- **TASK GOAL**
Pull every line that includes the word "name" out of the data below and copy it.
· · ·
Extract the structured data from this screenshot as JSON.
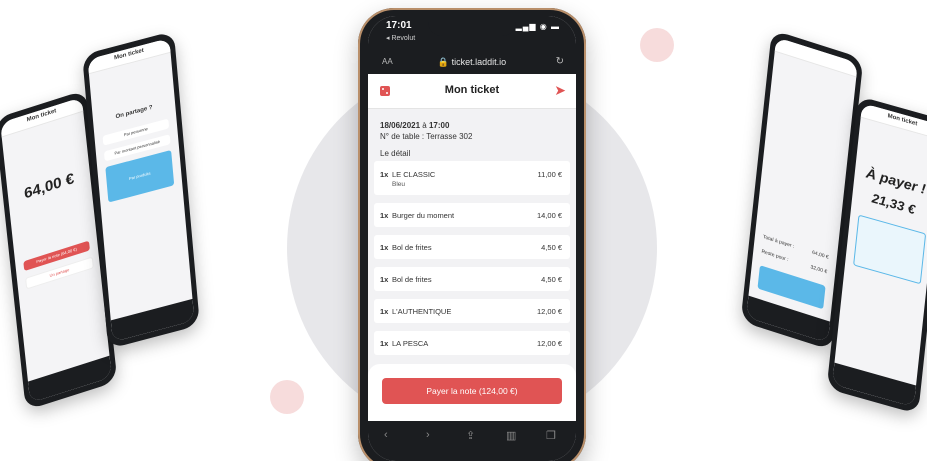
{
  "status": {
    "time": "17:01",
    "back_app": "◂ Revolut"
  },
  "browser": {
    "aa": "AA",
    "url": "ticket.laddit.io",
    "reload_icon": "reload-icon"
  },
  "header": {
    "title": "Mon ticket",
    "left_icon": "dice-icon",
    "right_icon": "send-icon"
  },
  "info": {
    "date": "18/06/2021",
    "at": "à",
    "hour": "17:00",
    "table": "N° de table : Terrasse 302"
  },
  "detail_label": "Le détail",
  "items": [
    {
      "qty": "1x",
      "name": "LE CLASSIC",
      "sub": "Bleu",
      "price": "11,00 €"
    },
    {
      "qty": "1x",
      "name": "Burger du moment",
      "sub": "",
      "price": "14,00 €"
    },
    {
      "qty": "1x",
      "name": "Bol de frites",
      "sub": "",
      "price": "4,50 €"
    },
    {
      "qty": "1x",
      "name": "Bol de frites",
      "sub": "",
      "price": "4,50 €"
    },
    {
      "qty": "1x",
      "name": "L'AUTHENTIQUE",
      "sub": "",
      "price": "12,00 €"
    },
    {
      "qty": "1x",
      "name": "LA PESCA",
      "sub": "",
      "price": "12,00 €"
    }
  ],
  "pay_button": "Payer la note (124,00 €)",
  "side_left1": {
    "title": "Mon ticket",
    "amount": "64,00 €",
    "btn1": "Payer la note (64,00 €)",
    "btn2": "Un partage"
  },
  "side_left2": {
    "title": "Mon ticket",
    "question": "On partage ?",
    "opt1": "Par personne",
    "opt2": "Par montant personnalisé",
    "opt3": "Par produits"
  },
  "side_right1": {
    "total_label": "Total à payer :",
    "total": "64,00 €",
    "reste": "Reste pour :",
    "reste_val": "32,00 €"
  },
  "side_right2": {
    "title": "Mon ticket",
    "heading": "À payer !",
    "amount": "21,33 €"
  },
  "colors": {
    "accent": "#e05454",
    "blue": "#5bb8e8",
    "bg_circle": "#e7e7ea",
    "dot": "#f7dcdc"
  }
}
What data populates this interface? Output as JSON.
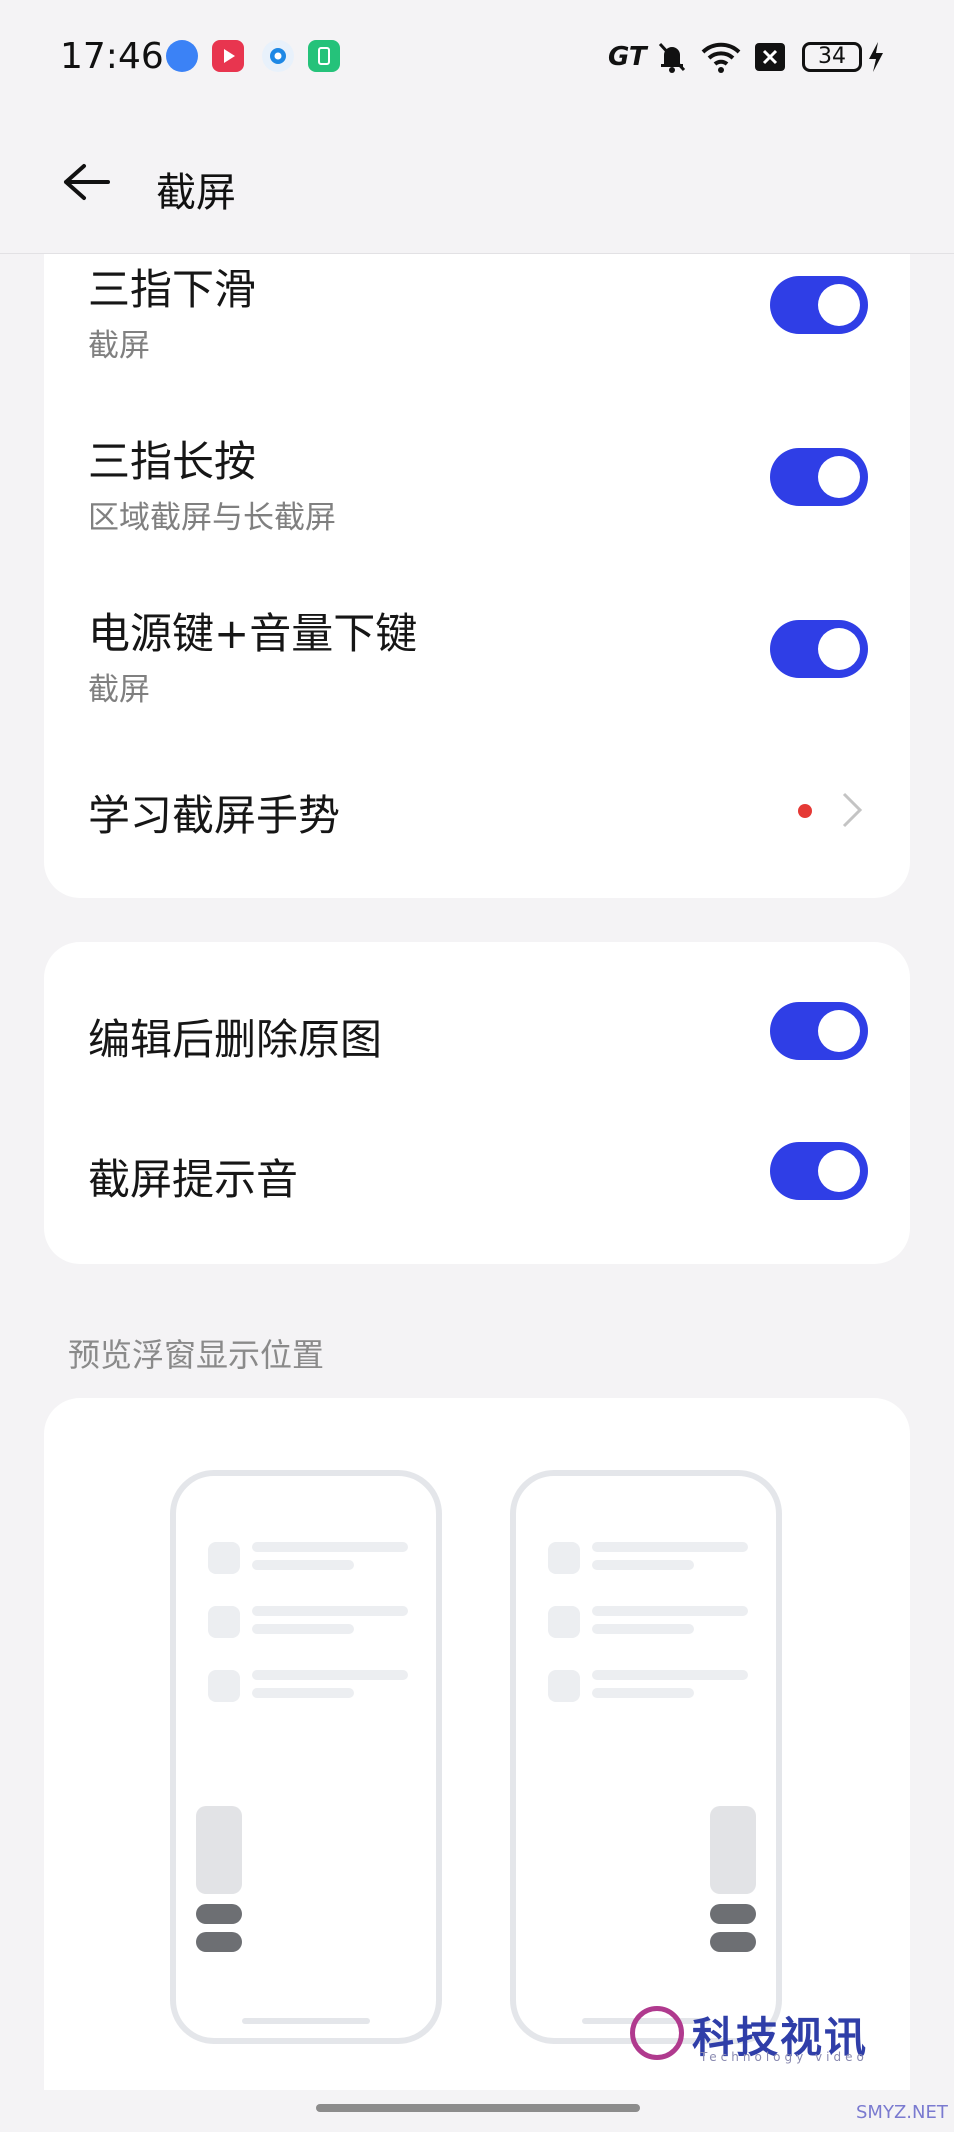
{
  "status_bar": {
    "time": "17:46",
    "app_icons": [
      "gt-app-icon",
      "video-app-icon",
      "circle-app-icon",
      "battery-app-icon"
    ],
    "network_label": "GT",
    "battery_level": "34"
  },
  "header": {
    "title": "截屏"
  },
  "gesture_card": {
    "items": [
      {
        "title": "三指下滑",
        "subtitle": "截屏",
        "enabled": true
      },
      {
        "title": "三指长按",
        "subtitle": "区域截屏与长截屏",
        "enabled": true
      },
      {
        "title": "电源键+音量下键",
        "subtitle": "截屏",
        "enabled": true
      }
    ],
    "learn_label": "学习截屏手势"
  },
  "options_card": {
    "items": [
      {
        "title": "编辑后删除原图",
        "enabled": true
      },
      {
        "title": "截屏提示音",
        "enabled": true
      }
    ]
  },
  "preview_section": {
    "label": "预览浮窗显示位置"
  },
  "watermark": {
    "brand": "科技视讯",
    "tagline": "Technology video",
    "site": "SMYZ.NET"
  },
  "colors": {
    "accent": "#2f3ee6",
    "background": "#f4f3f5",
    "card": "#ffffff",
    "dot": "#e53935"
  }
}
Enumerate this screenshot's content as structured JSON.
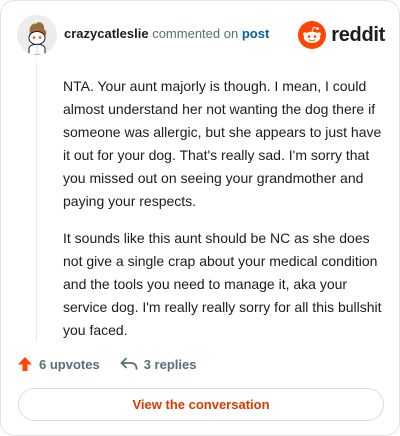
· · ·
- **TASK SOLUTION**
      "name": "LE CLASSIC",
      "name": "Burger du moment",
      "name": "Bol de frites",
      "name": "Bol de frites",
      "name": "L'AUTHENTIQUE",
      "name": "LA PESCA",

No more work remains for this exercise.